    2 weeks ago
  • Labour to tackle Hutt housing crisis
    Labour will build a mix of 400 state houses and affordable KiwiBuild homes in the Hutt Valley in its first term in government to tackle the housing crisis there, says Leader of the Opposition Andrew Little. “Housing in the Hutt ...
    2 weeks ago
  • Farewell to John Clarke
    This wonderfully talented man has been claimed by Australia, but how I remember John Clarke is as a young Wellington actor who performed satirical pieces in a show called “Knickers” at Downstage Theatre. The show featured other future luminaries like ...
    GreensBy Catherine Delahunty
    2 weeks ago
  • Valedictory Speech
    Te papa pounamu Aotearoa NZ Karanga karanga karanga; Nga tupuna Haere haere haere; Te kahui ora te korowai o tenei whare; E tu e tu ... tutahi tonu Ki a koutou oku hoa mahi ki Te Kawanatanga; Noho mai noho ...
    2 weeks ago
  • Buck stops with Gerry Brownlee
    The fact that the State Services Commission has referred the CERA conflict of interest issue to the Serious Fraud Office is a positive move, but one that raises serious questions about the Government’s oversight of the rebuild, says Labour Canterbury ...
    2 weeks ago
  • Teachers deserve a democratic Education Council
    Teachers around New Zealand reeling from the news that their registration fees could more than double will be even angrier that the National Government has removed their ability to have any say about who sits on the Council that sets ...
    2 weeks ago
  • Free trade backers are simply out of touch
    Are the backers of free trade out of touch with public opinion? This was the question asked when the Chartered Accountants launched their Future of Trade study. I was astonished by the answer in a room of free trade enthusiasts ...
    GreensBy Barry Coates
    2 weeks ago
  • John Clarke aka Fred Dagg will be missed by all Kiwis
    The man who revolutionised comedy on both sides of the Tasman, John Clarke, will be sadly missed by Kiwis and Aussies alike, says the Leader of the Opposition Andrew Little.   “I grew up with Fred Dagg and I am ...
    2 weeks ago
  • Labour’s modern approach to monetary policy
    A commitment to full employment and a more transparent process to provide market certainty are the hallmarks of Labour’s proposals for a new approach to monetary policy, says Labour’s Finance spokesperson Grant Robertson. ...
    3 weeks ago
  • Greens back Labour’s plan for monetary policy reform
    Labour plans to change the way we do monetary policy in New Zealand and the Green Party supports them fully.
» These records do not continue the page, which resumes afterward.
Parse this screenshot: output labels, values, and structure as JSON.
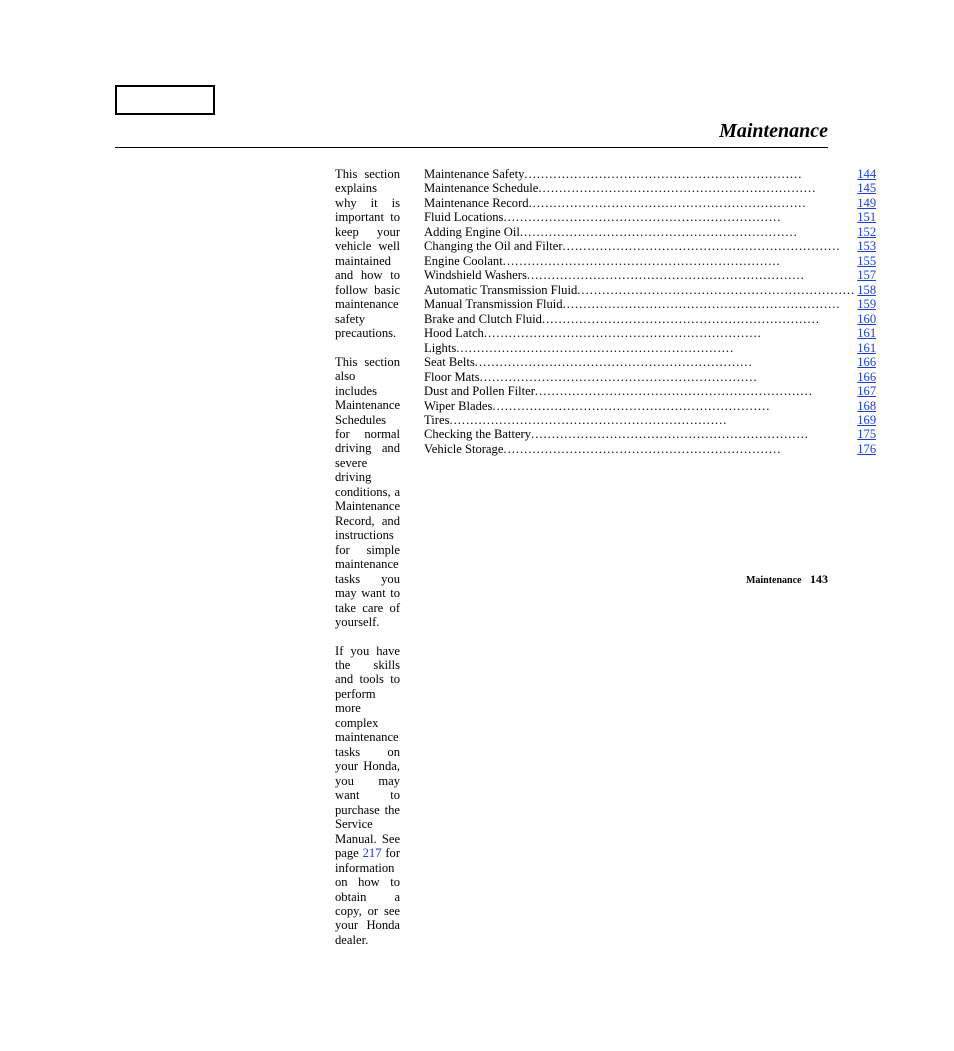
{
  "title": "Maintenance",
  "link_color": "#1a3fd6",
  "intro": {
    "p1": "This section explains why it is important to keep your vehicle well maintained and how to follow basic maintenance safety precautions.",
    "p2": "This section also includes Maintenance Schedules for normal driving and severe driving conditions, a Maintenance Record, and instructions for simple maintenance tasks you may want to take care of yourself.",
    "p3a": "If you have the skills and tools to perform more complex maintenance tasks on your Honda, you may want to purchase the Service Manual. See page ",
    "p3_link": "217",
    "p3b": " for information on how to obtain a copy, or see your Honda dealer."
  },
  "toc": [
    {
      "label": "Maintenance Safety",
      "page": "144"
    },
    {
      "label": "Maintenance Schedule",
      "page": "145"
    },
    {
      "label": "Maintenance Record",
      "page": "149"
    },
    {
      "label": "Fluid Locations",
      "page": "151"
    },
    {
      "label": "Adding Engine Oil",
      "page": "152"
    },
    {
      "label": "Changing the Oil and Filter",
      "page": "153"
    },
    {
      "label": "Engine Coolant",
      "page": "155"
    },
    {
      "label": "Windshield Washers",
      "page": "157"
    },
    {
      "label": "Automatic Transmission Fluid",
      "page": "158"
    },
    {
      "label": "Manual Transmission Fluid",
      "page": "159"
    },
    {
      "label": "Brake and Clutch Fluid",
      "page": "160"
    },
    {
      "label": "Hood Latch",
      "page": "161"
    },
    {
      "label": "Lights",
      "page": "161"
    },
    {
      "label": "Seat Belts",
      "page": "166"
    },
    {
      "label": "Floor Mats",
      "page": "166"
    },
    {
      "label": "Dust and Pollen Filter",
      "page": "167"
    },
    {
      "label": "Wiper Blades",
      "page": "168"
    },
    {
      "label": "Tires",
      "page": "169"
    },
    {
      "label": "Checking the Battery",
      "page": "175"
    },
    {
      "label": "Vehicle Storage",
      "page": "176"
    }
  ],
  "footer": {
    "section": "Maintenance",
    "page": "143"
  }
}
We’re now of a single mind on this. Labour will move away from our reliance on a single, unelected person ...
    GreensBy robert.ashe
    3 weeks ago
  • Greens back Labour’s monetary policy reform
    Labour plans to change the way we do monetary policy in New Zealand and the Green Party supports them fully. We’re now of a single mind on this. Labour will move away from our reliance on a single, unelected person ...
    GreensBy James Shaw
    3 weeks ago
  • Govt drops ball on Masters Games housing squeeze
    Families currently living in emergency accommodation face being forced out onto the street as motel accommodation in Auckland is filled up by contestants and visitors of the World Masters Games in coming weeks, says Labours social development spokesperson Carmel Sepuloni. ...
    3 weeks ago
  • State inquiry for Nga Morehu – The Survivors of State Abuse
    The Prime Minister must show humanitarian leadership and launch an independent inquiry into historic claims of abuse of children who were in State care, says Labour’s Deputy Leader Jacinda Ardern. ...
    3 weeks ago
  • Coleman – ‘overwhelmed by disinterest’ and ‘conked out’
    Today’s trenchant criticism of the Government’s health policy by Ian Powell the executive director of the Association of Salaried Medical Specialists must trigger action by the Minister, says Labour’s spokesperson for Health David Clark. ...
    3 weeks ago